Hank Gathers, one of the best college basketball players of all time, never got the chance to showcase his impressive skills at the pro level. His death of cardiac arrest at age 23 in 1990 shocked and saddened basketball fans throughout the United States.
Thirty years later, Loyola Marymount University will honor the Lions legend with a statue outside its home gym, Gersten Pavilion. The university announced last week that the statue will be unveiled on Feb. 29 before the Lions’ final home contest of the season, a West Coast Conference clash with the University of San Francisco.
Ex-LMU bench boss Paul Westhead, who coached the Los Angeles Lakers to their 1979-80 NBA title (Magic Johnson’s rookie season), and the 1989-90 Lions squad are scheduled to attend the event. The school is set to honor the team during a halftime ceremony.
Cause of death

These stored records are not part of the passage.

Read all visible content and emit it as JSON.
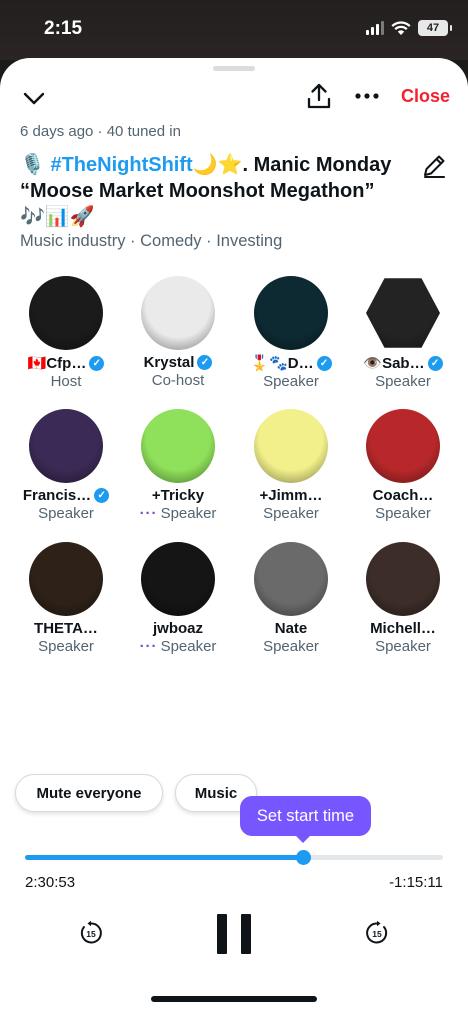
{
  "status": {
    "time": "2:15",
    "battery": "47"
  },
  "header": {
    "close_label": "Close"
  },
  "space": {
    "meta": "6 days ago · 40 tuned in",
    "title_icon": "🎙️",
    "hashtag": "#TheNightShift",
    "title_after_hashtag": "🌙⭐. Manic Monday “Moose Market Moonshot Megathon” 🎶📊🚀",
    "topics": "Music industry · Comedy · Investing"
  },
  "participants": [
    {
      "name": "🇨🇦Cfp…",
      "role": "Host",
      "verified": true,
      "dots": false,
      "color": "#1b1b1b"
    },
    {
      "name": "Krystal",
      "role": "Co-host",
      "verified": true,
      "dots": false,
      "color": "#eaeaea"
    },
    {
      "name": "🎖️🐾D…",
      "role": "Speaker",
      "verified": true,
      "dots": false,
      "color": "#0d2a33"
    },
    {
      "name": "👁️Sab…",
      "role": "Speaker",
      "verified": true,
      "dots": false,
      "color": "#232323"
    },
    {
      "name": "Francis…",
      "role": "Speaker",
      "verified": true,
      "dots": false,
      "color": "#3b2a55"
    },
    {
      "name": "+Tricky",
      "role": "Speaker",
      "verified": false,
      "dots": true,
      "color": "#8fe05a"
    },
    {
      "name": "+Jimm…",
      "role": "Speaker",
      "verified": false,
      "dots": false,
      "color": "#f2f08a"
    },
    {
      "name": "Coach…",
      "role": "Speaker",
      "verified": false,
      "dots": false,
      "color": "#b8282a"
    },
    {
      "name": "THETA…",
      "role": "Speaker",
      "verified": false,
      "dots": false,
      "color": "#2e2218"
    },
    {
      "name": "jwboaz",
      "role": "Speaker",
      "verified": false,
      "dots": true,
      "color": "#151515"
    },
    {
      "name": "Nate",
      "role": "Speaker",
      "verified": false,
      "dots": false,
      "color": "#6a6a6a"
    },
    {
      "name": "Michell…",
      "role": "Speaker",
      "verified": false,
      "dots": false,
      "color": "#3c2d28"
    }
  ],
  "controls": {
    "mute_label": "Mute everyone",
    "music_label": "Music",
    "tooltip": "Set start time",
    "elapsed": "2:30:53",
    "remaining": "-1:15:11",
    "progress": 0.665,
    "skip_seconds": "15"
  },
  "colors": {
    "accent": "#1d9bf0",
    "close": "#f4212e",
    "tooltip": "#7856ff"
  },
  "icons": [
    "chevron-down-icon",
    "share-icon",
    "more-icon",
    "edit-icon",
    "rewind-15-icon",
    "pause-icon",
    "forward-15-icon"
  ]
}
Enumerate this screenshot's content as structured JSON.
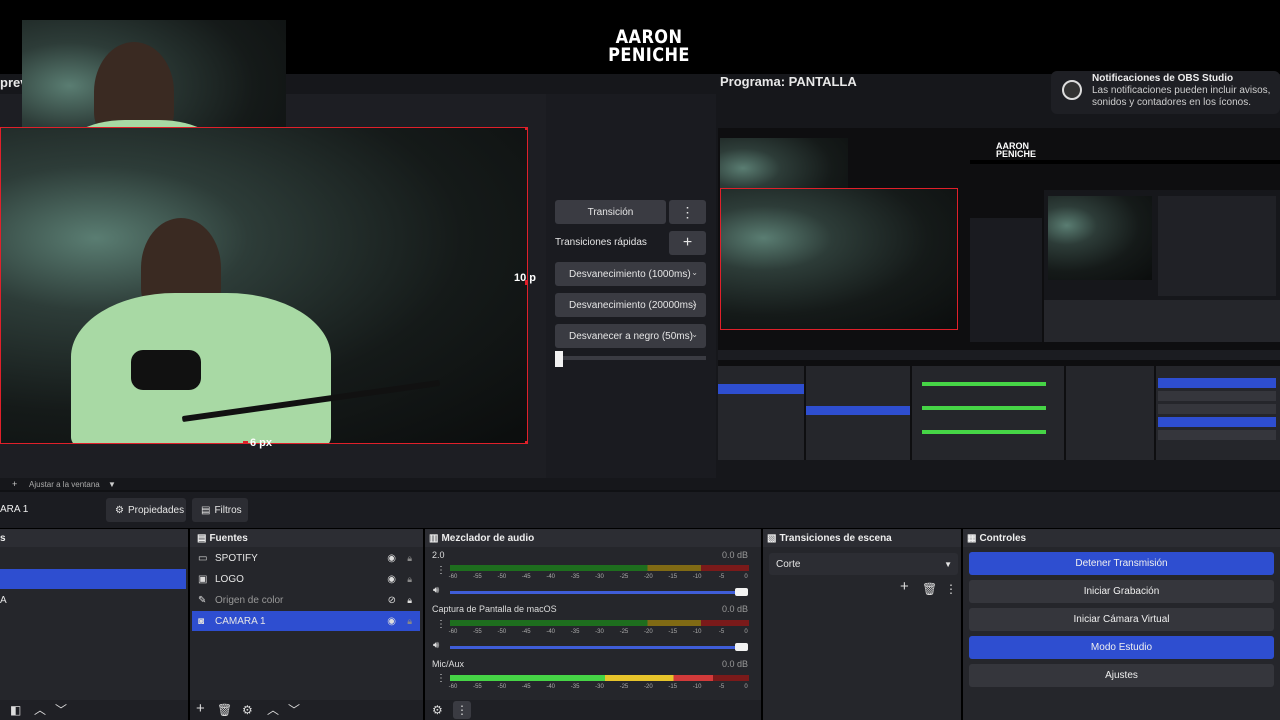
{
  "logo_text": [
    "AARON",
    "PENICHE"
  ],
  "preview": {
    "label": "prev",
    "size_right": "10 p",
    "size_bottom": "6 px",
    "zoom_label": "Ajustar a la ventana"
  },
  "transitions_panel": {
    "transition_button": "Transición",
    "quick_transitions_label": "Transiciones rápidas",
    "quick": [
      "Desvanecimiento (1000ms)",
      "Desvanecimiento (20000ms)",
      "Desvanecer a negro (50ms)"
    ]
  },
  "program": {
    "label": "Programa: PANTALLA"
  },
  "notification": {
    "title": "Notificaciones de OBS Studio",
    "body": "Las notificaciones pueden incluir avisos, sonidos y contadores en los íconos."
  },
  "property_bar": {
    "selected_source": "ARA 1",
    "properties_button": "Propiedades",
    "filters_button": "Filtros"
  },
  "scenes_dock": {
    "title": "s",
    "items": [
      "",
      "A"
    ]
  },
  "sources_dock": {
    "title": "Fuentes",
    "items": [
      {
        "name": "SPOTIFY",
        "icon": "window-icon",
        "selected": false
      },
      {
        "name": "LOGO",
        "icon": "image-icon",
        "selected": false
      },
      {
        "name": "Origen de color",
        "icon": "brush-icon",
        "selected": false
      },
      {
        "name": "CAMARA 1",
        "icon": "camera-icon",
        "selected": true
      }
    ]
  },
  "mixer_dock": {
    "title": "Mezclador de audio",
    "channels": [
      {
        "name": "2.0",
        "db": "0.0 dB",
        "level_pct": 0
      },
      {
        "name": "Captura de Pantalla de macOS",
        "db": "0.0 dB",
        "level_pct": 0
      },
      {
        "name": "Mic/Aux",
        "db": "0.0 dB",
        "level_pct": 88
      }
    ],
    "scale": [
      "-60",
      "-55",
      "-50",
      "-45",
      "-40",
      "-35",
      "-30",
      "-25",
      "-20",
      "-15",
      "-10",
      "-5",
      "0"
    ]
  },
  "scene_transitions_dock": {
    "title": "Transiciones de escena",
    "selected": "Corte"
  },
  "controls_dock": {
    "title": "Controles",
    "buttons": [
      {
        "label": "Detener Transmisión",
        "active": true
      },
      {
        "label": "Iniciar Grabación",
        "active": false
      },
      {
        "label": "Iniciar Cámara Virtual",
        "active": false
      },
      {
        "label": "Modo Estudio",
        "active": true
      },
      {
        "label": "Ajustes",
        "active": false
      }
    ]
  },
  "colors": {
    "accent_blue": "#2e4ed0",
    "selection_red": "#e0202a"
  }
}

Hank Gathers was diagnosed with heart problems (an abnormal heartbeat) during his senior season. He collapsed on the court on March 4, 1990, in a WCC Tournament game against the University of Portland. (That also happened on Dec. 9, 1989, in a game against the University of California, Santa Barbara.)
Gathers was pronounced dead after being taken to a hospital. An autopsy later showed that a heart-muscle disorder caused his death.
Hank Gathers: a two-way force
In his junior season, Hank Gathers averaged 32.7 points and 13.7 rebounds in 1988-89, leading the NCAA Division I in both categories. Wichita State’s Xavier McDaniel, who averaged 27.4 points and 15.0 rebounds in the 1984-85 season, was the only other player to accomplish the feat.
As a senior, Gathers averaged 29.0 points and 10.8 rebounds per game.
The Philadelphia native began his college career at USC in 1985. He and ex-Dobbins Technical High School teammate Bo Kimble transferred from USC to LMU and had to sit out a year due to NCAA transfer rules. As sophomores, they began to put their stamp on the LMU program. They thrived in Westhead’s breakneck pace basketball, which used a full-court press to bewilder opponents.
Gathers scored 22.5 ppg as a sophomore. It was a sign of things to come.
Honoring an icon
In June 2019, the university announced that a Hank Gathers statue would be unveiled outside its arena. This month, the school revealed more details.
In recent years, there have been poignant remembrances of Hank Gathers, including from the Los Angeles Times and Bleacher Report, among others.
The Los Angeles Times also published a lengthy reaction piece from Hank Gathers’ hometown after his passing.
The 1989-90 LMU Lions remain a cultural touchstone. Which is one reason many people recall the tragedy of Hank Gathers’ death and the team’s subsequent run to the Elite 8.